In this makeshift refuge, the little ones spend most of their hours stretched out on the floor in the corridors or in empty classrooms of the school.
Aid from local associations has not been enough to support the Shabak community living in Rovia's mosque. A woman needs to move for the night between the cars parked outside.
Recognized as an ethnic minority in 1952, the Shabak are now on the run from the militias of the Islamic State. They have already experienced persecution in the past, notably by the regime of Saddam Hussein. 70 families of them take refuge in this mosque from their latest threat.
A Shabak man is sick, lying on a rug while a woman tends to him, as the public hospital can only be reached in the morning. During the day, temperatures reach around 45 degrees.
An elderly woman prepares to cook dinner, shielding the fire with wooden panels. Inside the mosque there is no pavement, making hygiene a challenge.
In the tiny village of Rovia a few miles from Mosul, a city currently under control of the Islamic State, the Shabak community has found refuge in a mosque under construction. Inside the community, the proportion of children to adults is very high. The adults hope to spare their children from the psychological trauma of war.

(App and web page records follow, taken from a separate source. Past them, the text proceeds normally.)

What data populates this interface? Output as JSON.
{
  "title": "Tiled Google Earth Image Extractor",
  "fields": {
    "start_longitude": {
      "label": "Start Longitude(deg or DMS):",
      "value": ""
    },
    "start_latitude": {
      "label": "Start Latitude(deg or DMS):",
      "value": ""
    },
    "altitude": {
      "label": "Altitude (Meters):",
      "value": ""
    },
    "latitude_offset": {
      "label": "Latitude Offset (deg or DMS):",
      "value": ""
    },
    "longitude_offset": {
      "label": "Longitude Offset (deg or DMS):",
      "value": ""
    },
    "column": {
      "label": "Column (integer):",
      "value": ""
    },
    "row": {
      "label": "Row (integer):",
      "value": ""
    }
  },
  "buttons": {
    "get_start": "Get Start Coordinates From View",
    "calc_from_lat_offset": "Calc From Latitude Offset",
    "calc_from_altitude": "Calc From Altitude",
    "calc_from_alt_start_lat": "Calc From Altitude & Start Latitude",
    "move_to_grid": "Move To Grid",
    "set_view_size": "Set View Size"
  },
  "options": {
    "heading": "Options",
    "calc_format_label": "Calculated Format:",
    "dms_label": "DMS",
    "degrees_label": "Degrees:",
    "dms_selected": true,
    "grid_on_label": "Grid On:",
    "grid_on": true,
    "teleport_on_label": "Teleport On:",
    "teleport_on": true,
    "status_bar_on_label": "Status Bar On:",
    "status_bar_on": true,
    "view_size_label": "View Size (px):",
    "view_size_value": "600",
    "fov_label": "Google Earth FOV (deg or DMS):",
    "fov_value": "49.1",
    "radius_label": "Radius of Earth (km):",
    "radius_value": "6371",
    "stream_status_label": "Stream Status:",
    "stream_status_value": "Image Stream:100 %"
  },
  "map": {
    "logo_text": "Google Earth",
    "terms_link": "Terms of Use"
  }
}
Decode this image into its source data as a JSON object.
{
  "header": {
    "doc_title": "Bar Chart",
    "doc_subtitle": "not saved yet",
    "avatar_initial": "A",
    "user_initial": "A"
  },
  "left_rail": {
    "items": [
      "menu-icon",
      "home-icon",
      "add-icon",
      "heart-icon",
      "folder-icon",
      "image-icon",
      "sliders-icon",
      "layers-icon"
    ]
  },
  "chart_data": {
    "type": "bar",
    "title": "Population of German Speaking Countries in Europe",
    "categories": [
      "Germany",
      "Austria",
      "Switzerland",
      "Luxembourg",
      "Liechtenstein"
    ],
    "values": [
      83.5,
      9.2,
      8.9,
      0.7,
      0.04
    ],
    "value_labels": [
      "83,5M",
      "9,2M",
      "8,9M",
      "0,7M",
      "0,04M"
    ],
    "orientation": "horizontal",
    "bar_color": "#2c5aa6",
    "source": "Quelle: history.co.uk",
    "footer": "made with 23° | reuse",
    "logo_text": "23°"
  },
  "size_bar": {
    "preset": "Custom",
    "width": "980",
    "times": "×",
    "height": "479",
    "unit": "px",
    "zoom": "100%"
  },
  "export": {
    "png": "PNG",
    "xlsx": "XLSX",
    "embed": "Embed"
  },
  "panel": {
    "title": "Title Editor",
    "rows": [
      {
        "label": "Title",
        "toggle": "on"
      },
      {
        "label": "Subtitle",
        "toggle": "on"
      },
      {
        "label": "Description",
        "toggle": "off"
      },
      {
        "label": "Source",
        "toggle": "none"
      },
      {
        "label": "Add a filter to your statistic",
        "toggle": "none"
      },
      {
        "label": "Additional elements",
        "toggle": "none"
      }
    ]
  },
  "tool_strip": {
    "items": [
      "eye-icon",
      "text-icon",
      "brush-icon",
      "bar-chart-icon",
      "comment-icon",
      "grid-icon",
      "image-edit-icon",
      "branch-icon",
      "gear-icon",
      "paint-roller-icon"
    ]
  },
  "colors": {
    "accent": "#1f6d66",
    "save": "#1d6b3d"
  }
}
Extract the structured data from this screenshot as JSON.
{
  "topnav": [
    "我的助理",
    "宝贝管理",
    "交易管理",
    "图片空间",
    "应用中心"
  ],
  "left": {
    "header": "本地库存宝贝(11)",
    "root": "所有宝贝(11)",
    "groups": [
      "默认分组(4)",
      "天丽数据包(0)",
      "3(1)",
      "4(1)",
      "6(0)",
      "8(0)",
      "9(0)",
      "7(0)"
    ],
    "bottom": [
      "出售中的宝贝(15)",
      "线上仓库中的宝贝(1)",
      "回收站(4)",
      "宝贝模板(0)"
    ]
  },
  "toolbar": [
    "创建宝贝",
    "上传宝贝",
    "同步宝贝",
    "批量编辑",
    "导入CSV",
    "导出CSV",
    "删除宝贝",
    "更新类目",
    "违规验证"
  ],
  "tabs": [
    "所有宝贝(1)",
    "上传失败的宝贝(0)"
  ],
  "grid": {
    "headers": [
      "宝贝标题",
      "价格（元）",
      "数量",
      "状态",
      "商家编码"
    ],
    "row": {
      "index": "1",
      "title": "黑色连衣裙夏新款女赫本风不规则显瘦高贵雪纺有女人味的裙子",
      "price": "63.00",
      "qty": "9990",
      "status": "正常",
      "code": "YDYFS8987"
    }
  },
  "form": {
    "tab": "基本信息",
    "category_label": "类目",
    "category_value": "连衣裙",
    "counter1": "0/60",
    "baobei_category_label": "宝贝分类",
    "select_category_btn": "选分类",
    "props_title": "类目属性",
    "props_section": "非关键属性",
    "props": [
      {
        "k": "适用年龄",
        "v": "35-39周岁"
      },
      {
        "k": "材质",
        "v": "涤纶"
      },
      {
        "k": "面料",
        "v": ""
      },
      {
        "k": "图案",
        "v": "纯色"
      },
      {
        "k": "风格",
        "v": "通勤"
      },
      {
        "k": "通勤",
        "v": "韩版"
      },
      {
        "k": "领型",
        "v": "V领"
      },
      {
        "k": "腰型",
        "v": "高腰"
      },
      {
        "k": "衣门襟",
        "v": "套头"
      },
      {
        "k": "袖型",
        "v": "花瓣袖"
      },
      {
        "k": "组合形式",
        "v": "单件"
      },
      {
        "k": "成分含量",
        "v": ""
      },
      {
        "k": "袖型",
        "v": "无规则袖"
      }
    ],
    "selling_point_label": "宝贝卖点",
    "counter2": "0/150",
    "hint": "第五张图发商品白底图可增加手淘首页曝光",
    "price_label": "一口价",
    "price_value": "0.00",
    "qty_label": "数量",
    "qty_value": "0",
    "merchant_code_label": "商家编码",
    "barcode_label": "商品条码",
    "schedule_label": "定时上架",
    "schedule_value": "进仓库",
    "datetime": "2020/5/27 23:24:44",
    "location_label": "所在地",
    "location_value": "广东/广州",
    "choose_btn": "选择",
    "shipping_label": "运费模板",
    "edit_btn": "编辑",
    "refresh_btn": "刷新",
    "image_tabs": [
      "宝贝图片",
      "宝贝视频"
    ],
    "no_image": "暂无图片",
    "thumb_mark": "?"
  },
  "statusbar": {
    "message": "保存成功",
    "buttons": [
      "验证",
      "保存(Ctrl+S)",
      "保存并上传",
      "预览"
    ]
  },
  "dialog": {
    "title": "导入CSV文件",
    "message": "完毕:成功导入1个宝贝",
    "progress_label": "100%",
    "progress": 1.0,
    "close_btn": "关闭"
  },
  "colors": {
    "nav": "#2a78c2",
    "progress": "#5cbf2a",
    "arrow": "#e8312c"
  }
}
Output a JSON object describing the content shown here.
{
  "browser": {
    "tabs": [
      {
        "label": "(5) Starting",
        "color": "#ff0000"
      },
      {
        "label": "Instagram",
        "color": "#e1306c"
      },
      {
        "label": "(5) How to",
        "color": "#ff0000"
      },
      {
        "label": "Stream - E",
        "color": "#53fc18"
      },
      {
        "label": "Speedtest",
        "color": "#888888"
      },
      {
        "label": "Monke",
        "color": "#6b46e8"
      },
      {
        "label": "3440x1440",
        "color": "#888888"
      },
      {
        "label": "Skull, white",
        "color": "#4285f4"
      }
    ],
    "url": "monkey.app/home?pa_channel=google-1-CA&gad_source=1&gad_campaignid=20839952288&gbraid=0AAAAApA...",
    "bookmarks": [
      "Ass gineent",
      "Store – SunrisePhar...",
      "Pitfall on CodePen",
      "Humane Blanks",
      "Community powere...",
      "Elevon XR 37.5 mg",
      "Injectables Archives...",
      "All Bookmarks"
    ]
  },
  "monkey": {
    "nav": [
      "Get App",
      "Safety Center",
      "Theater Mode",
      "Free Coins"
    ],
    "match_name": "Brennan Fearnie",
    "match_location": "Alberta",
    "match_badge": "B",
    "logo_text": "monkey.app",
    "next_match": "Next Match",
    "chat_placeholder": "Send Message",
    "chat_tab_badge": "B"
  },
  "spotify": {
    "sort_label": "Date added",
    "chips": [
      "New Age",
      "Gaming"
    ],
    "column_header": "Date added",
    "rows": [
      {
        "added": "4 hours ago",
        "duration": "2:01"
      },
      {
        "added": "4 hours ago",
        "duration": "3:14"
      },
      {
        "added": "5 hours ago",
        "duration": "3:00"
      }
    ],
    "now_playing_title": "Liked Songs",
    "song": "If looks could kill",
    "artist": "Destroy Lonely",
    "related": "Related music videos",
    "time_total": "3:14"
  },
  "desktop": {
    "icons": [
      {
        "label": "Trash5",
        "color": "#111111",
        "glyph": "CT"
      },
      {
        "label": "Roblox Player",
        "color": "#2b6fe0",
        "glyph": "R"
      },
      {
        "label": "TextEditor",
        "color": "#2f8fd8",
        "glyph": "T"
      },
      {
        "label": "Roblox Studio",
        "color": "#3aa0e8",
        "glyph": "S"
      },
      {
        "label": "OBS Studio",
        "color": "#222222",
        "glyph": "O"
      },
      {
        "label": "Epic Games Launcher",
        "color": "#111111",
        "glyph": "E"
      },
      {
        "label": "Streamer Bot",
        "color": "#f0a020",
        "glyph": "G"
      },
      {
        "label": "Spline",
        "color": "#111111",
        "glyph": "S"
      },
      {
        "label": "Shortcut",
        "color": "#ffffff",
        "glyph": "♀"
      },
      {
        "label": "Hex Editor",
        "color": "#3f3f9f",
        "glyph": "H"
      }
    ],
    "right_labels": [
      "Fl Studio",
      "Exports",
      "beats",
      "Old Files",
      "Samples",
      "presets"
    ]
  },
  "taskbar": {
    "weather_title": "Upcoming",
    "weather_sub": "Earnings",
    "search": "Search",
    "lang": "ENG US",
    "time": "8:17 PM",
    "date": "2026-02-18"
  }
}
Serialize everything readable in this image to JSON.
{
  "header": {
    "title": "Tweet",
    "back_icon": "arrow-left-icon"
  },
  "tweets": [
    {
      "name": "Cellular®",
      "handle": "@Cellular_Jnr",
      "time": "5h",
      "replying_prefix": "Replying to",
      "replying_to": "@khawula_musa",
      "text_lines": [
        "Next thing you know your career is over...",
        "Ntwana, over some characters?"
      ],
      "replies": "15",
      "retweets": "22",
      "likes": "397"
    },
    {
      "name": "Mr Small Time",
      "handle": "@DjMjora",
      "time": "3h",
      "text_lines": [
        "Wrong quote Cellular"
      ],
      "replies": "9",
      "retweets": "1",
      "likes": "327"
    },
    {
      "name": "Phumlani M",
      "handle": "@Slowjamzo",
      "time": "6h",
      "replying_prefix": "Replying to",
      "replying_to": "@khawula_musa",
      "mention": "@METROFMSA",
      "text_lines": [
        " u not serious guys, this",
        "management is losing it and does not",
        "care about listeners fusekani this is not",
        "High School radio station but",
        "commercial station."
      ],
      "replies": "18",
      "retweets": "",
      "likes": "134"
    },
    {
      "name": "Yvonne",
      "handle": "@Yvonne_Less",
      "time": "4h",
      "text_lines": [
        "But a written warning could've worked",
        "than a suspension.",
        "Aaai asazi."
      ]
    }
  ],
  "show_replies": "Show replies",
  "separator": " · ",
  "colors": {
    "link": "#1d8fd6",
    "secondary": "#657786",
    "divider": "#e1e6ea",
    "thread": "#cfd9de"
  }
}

Shabak women are preparing for the evening meal in a mosque along the road that leads to Mosul. With only moonlight available, people who sleep outside must cook, eat, and wash quickly.